Kenya, for instance, has seen private firms such as Basigo pioneering the transition to electric mass transit buses. The company has introduced 36-seater e-buses tailored for the Kenyan market. 

Basigo has also entered Rwanda’s market, while a partnership between the Rwandan government and Vivo Energy for more than 200 e-buses demonstrates the growing regional momentum.

Roam Motors, another player in Kenya, is capitalising on the burgeoning interest in electric buses with designed-for-purpose e-buses, crafted for the bus rapid transit (BRT) system.

Mega-cities such as Lagos and Cairo are also embracing the electric bus revolution in an effort to green the urban commuting experience. 

Lagos has introduced an initial set of e-buses through a collaborative effort with Oando Clean Energy Ltd and the Lagos state government. Through agreements with partners such as Yutong Bus Co Ltd, Lagos envisions a substantial fleet of 12 000 e-buses within the next seven years, according to sustainablebus.com.

Egypt, a front-runner, is making even greater strides, with cities like Cairo, Alexandria and Sharm El-Sheikh becoming major hubs for the e-bus. 

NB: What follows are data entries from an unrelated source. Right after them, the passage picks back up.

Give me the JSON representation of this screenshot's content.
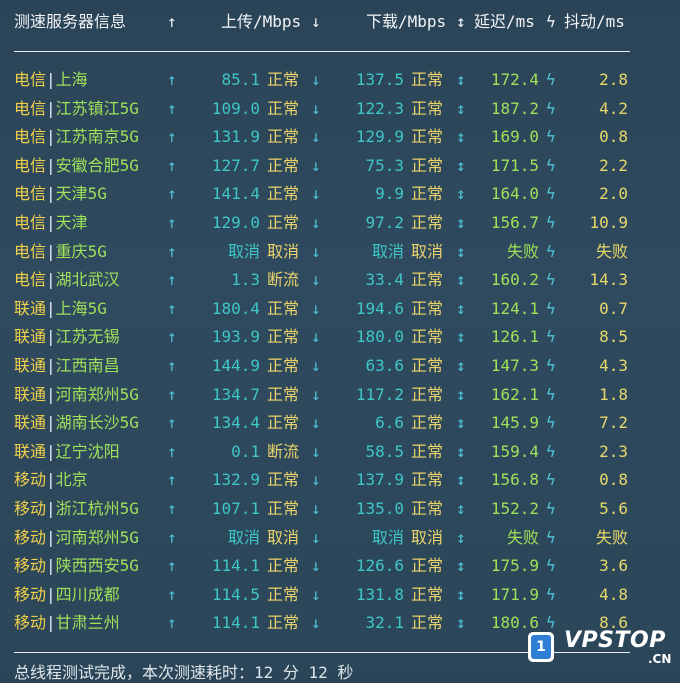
{
  "header": {
    "server": "测速服务器信息",
    "upload_icon": "↑",
    "upload": "上传/Mbps",
    "down_icon": "↓",
    "download": "下载/Mbps",
    "updown_icon": "↕",
    "latency": "延迟/ms",
    "jitter_icon": "ϟ",
    "jitter": "抖动/ms"
  },
  "icons": {
    "up": "↑",
    "down": "↓",
    "updown": "↕",
    "jitter": "ϟ",
    "sep": "|"
  },
  "rows": [
    {
      "isp": "电信",
      "city": "上海",
      "up": "85.1",
      "up_status": "正常",
      "down": "137.5",
      "down_status": "正常",
      "latency": "172.4",
      "jitter": "2.8"
    },
    {
      "isp": "电信",
      "city": "江苏镇江5G",
      "up": "109.0",
      "up_status": "正常",
      "down": "122.3",
      "down_status": "正常",
      "latency": "187.2",
      "jitter": "4.2"
    },
    {
      "isp": "电信",
      "city": "江苏南京5G",
      "up": "131.9",
      "up_status": "正常",
      "down": "129.9",
      "down_status": "正常",
      "latency": "169.0",
      "jitter": "0.8"
    },
    {
      "isp": "电信",
      "city": "安徽合肥5G",
      "up": "127.7",
      "up_status": "正常",
      "down": "75.3",
      "down_status": "正常",
      "latency": "171.5",
      "jitter": "2.2"
    },
    {
      "isp": "电信",
      "city": "天津5G",
      "up": "141.4",
      "up_status": "正常",
      "down": "9.9",
      "down_status": "正常",
      "latency": "164.0",
      "jitter": "2.0"
    },
    {
      "isp": "电信",
      "city": "天津",
      "up": "129.0",
      "up_status": "正常",
      "down": "97.2",
      "down_status": "正常",
      "latency": "156.7",
      "jitter": "10.9"
    },
    {
      "isp": "电信",
      "city": "重庆5G",
      "up": "取消",
      "up_status": "取消",
      "down": "取消",
      "down_status": "取消",
      "latency": "失败",
      "jitter": "失败"
    },
    {
      "isp": "电信",
      "city": "湖北武汉",
      "up": "1.3",
      "up_status": "断流",
      "down": "33.4",
      "down_status": "正常",
      "latency": "160.2",
      "jitter": "14.3"
    },
    {
      "isp": "联通",
      "city": "上海5G",
      "up": "180.4",
      "up_status": "正常",
      "down": "194.6",
      "down_status": "正常",
      "latency": "124.1",
      "jitter": "0.7"
    },
    {
      "isp": "联通",
      "city": "江苏无锡",
      "up": "193.9",
      "up_status": "正常",
      "down": "180.0",
      "down_status": "正常",
      "latency": "126.1",
      "jitter": "8.5"
    },
    {
      "isp": "联通",
      "city": "江西南昌",
      "up": "144.9",
      "up_status": "正常",
      "down": "63.6",
      "down_status": "正常",
      "latency": "147.3",
      "jitter": "4.3"
    },
    {
      "isp": "联通",
      "city": "河南郑州5G",
      "up": "134.7",
      "up_status": "正常",
      "down": "117.2",
      "down_status": "正常",
      "latency": "162.1",
      "jitter": "1.8"
    },
    {
      "isp": "联通",
      "city": "湖南长沙5G",
      "up": "134.4",
      "up_status": "正常",
      "down": "6.6",
      "down_status": "正常",
      "latency": "145.9",
      "jitter": "7.2"
    },
    {
      "isp": "联通",
      "city": "辽宁沈阳",
      "up": "0.1",
      "up_status": "断流",
      "down": "58.5",
      "down_status": "正常",
      "latency": "159.4",
      "jitter": "2.3"
    },
    {
      "isp": "移动",
      "city": "北京",
      "up": "132.9",
      "up_status": "正常",
      "down": "137.9",
      "down_status": "正常",
      "latency": "156.8",
      "jitter": "0.8"
    },
    {
      "isp": "移动",
      "city": "浙江杭州5G",
      "up": "107.1",
      "up_status": "正常",
      "down": "135.0",
      "down_status": "正常",
      "latency": "152.2",
      "jitter": "5.6"
    },
    {
      "isp": "移动",
      "city": "河南郑州5G",
      "up": "取消",
      "up_status": "取消",
      "down": "取消",
      "down_status": "取消",
      "latency": "失败",
      "jitter": "失败"
    },
    {
      "isp": "移动",
      "city": "陕西西安5G",
      "up": "114.1",
      "up_status": "正常",
      "down": "126.6",
      "down_status": "正常",
      "latency": "175.9",
      "jitter": "3.6"
    },
    {
      "isp": "移动",
      "city": "四川成都",
      "up": "114.5",
      "up_status": "正常",
      "down": "131.8",
      "down_status": "正常",
      "latency": "171.9",
      "jitter": "4.8"
    },
    {
      "isp": "移动",
      "city": "甘肃兰州",
      "up": "114.1",
      "up_status": "正常",
      "down": "32.1",
      "down_status": "正常",
      "latency": "180.6",
      "jitter": "8.6"
    }
  ],
  "footer": "总线程测试完成，本次测速耗时：12 分 12 秒",
  "watermark": {
    "badge": "1",
    "brand": "VPSTOP",
    "suffix": ".CN"
  }
}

While these cities have shown their commitment through initiatives like the deployment of more than 140 e-buses during the 2022 United Nations Climate Change Conference (COP27) in Egypt, the ministry of transport is implementing the ambitious Cairo Ring Road, a project that further underscores the potential for increased e-bus adoption, promising more than 100 locally manufactured e-buses operating on a 106km BRT system.

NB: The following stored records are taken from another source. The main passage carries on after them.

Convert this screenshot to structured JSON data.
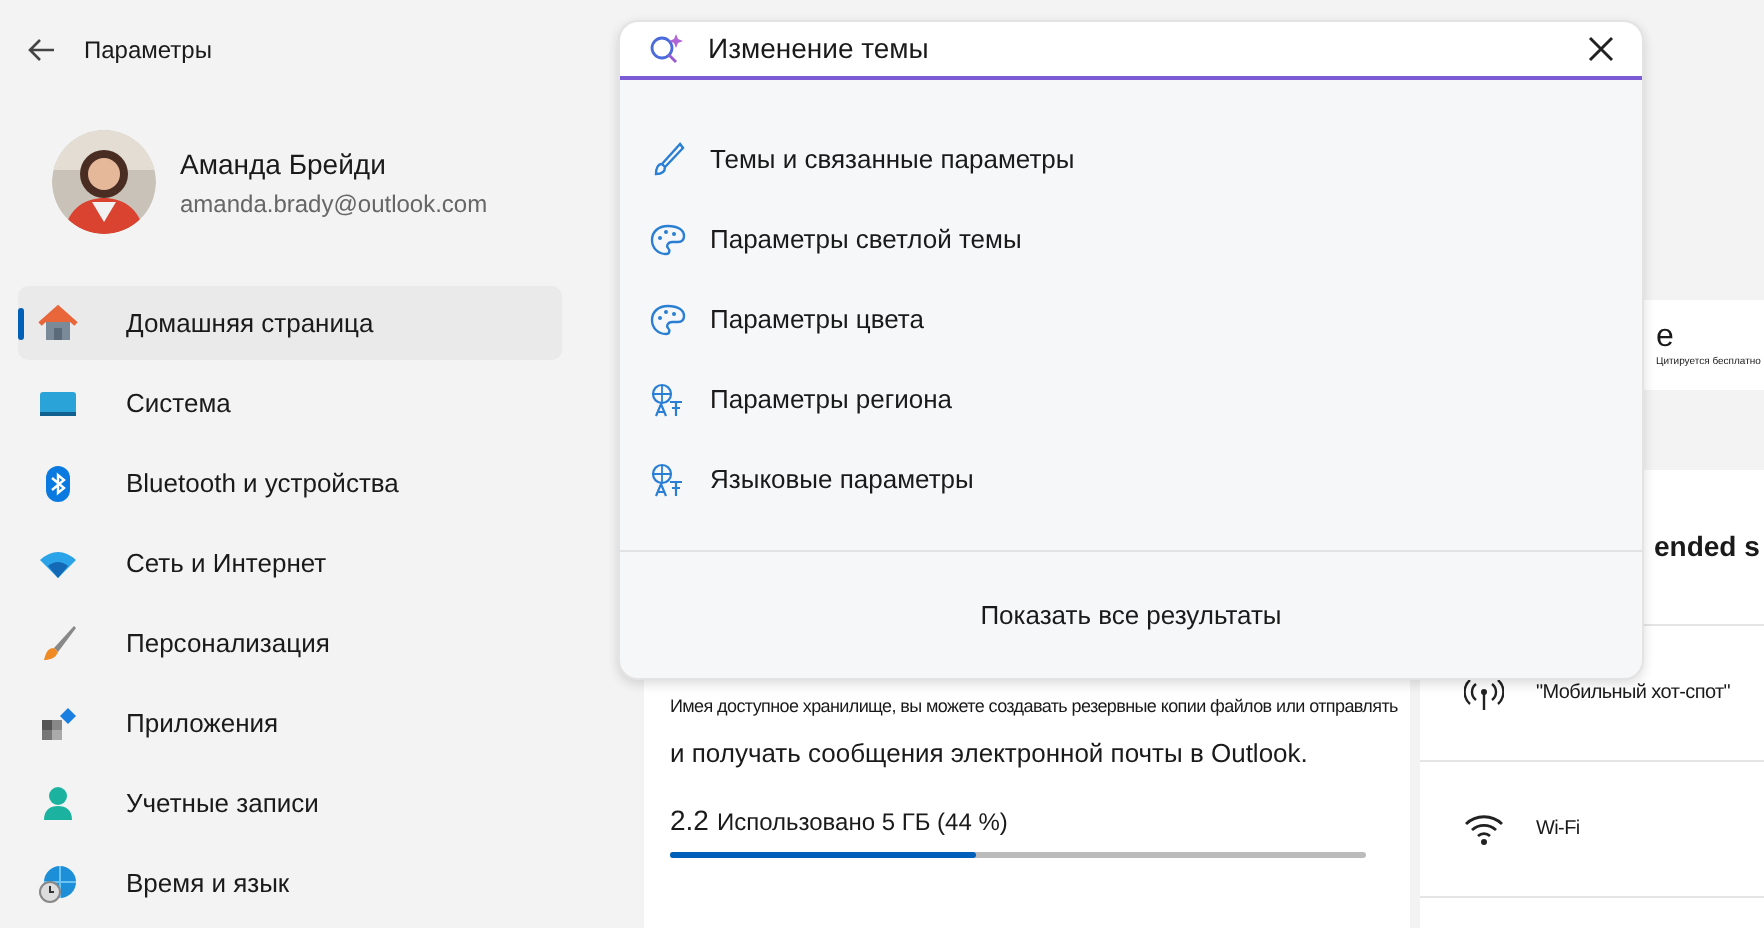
{
  "window": {
    "title": "Параметры"
  },
  "user": {
    "name": "Аманда Брейди",
    "email": "amanda.brady@outlook.com"
  },
  "sidebar": {
    "items": [
      {
        "label": "Домашняя страница",
        "kind": "home",
        "selected": true
      },
      {
        "label": "Система",
        "kind": "system",
        "selected": false
      },
      {
        "label": "Bluetooth и устройства",
        "kind": "bluetooth",
        "selected": false
      },
      {
        "label": "Сеть и Интернет",
        "kind": "network",
        "selected": false
      },
      {
        "label": "Персонализация",
        "kind": "personalization",
        "selected": false
      },
      {
        "label": "Приложения",
        "kind": "apps",
        "selected": false
      },
      {
        "label": "Учетные записи",
        "kind": "accounts",
        "selected": false
      },
      {
        "label": "Время и язык",
        "kind": "time",
        "selected": false
      }
    ]
  },
  "top_card": {
    "title": "e",
    "subtitle": "Цитируется бесплатно"
  },
  "storage_card": {
    "description_line_1": "Имея доступное хранилище, вы можете создавать резервные копии файлов или отправлять",
    "description_line_2": "и получать сообщения электронной почты в Outlook.",
    "amount": "2.2",
    "usage": "Использовано 5 ГБ (44 %)",
    "level": 0.44
  },
  "recommended": {
    "title": "ended s",
    "items": [
      {
        "label": "\"Мобильный хот-спот\"",
        "kind": "hotspot"
      },
      {
        "label": "Wi-Fi",
        "kind": "wifi"
      }
    ]
  },
  "search": {
    "value": "Изменение темы",
    "results": [
      {
        "label": "Темы и связанные параметры",
        "kind": "themes"
      },
      {
        "label": "Параметры светлой темы",
        "kind": "theme"
      },
      {
        "label": "Параметры цвета",
        "kind": "theme"
      },
      {
        "label": "Параметры региона",
        "kind": "language"
      },
      {
        "label": "Языковые параметры",
        "kind": "language"
      }
    ],
    "show_all": "Показать все результаты"
  }
}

As Africa embarks on a path towards electric urban transport, the importance of infrastructure investment such as charging systems cannot be overstated. 

But, for Peju Adebajo, an economic industrialist and renewable energy policy expert with experience in Europe and Africa, countries should look beyond the infrastructure.

“We should forget charging stations and move straight to smart roads since the road infrastructure in Africa also needs an overhaul,” she explained.

The outlook for Africa’s electric bus market is promising, with Mordor Intelligence projecting its value to surge to some $1.5  billion by 2027. — bird story agency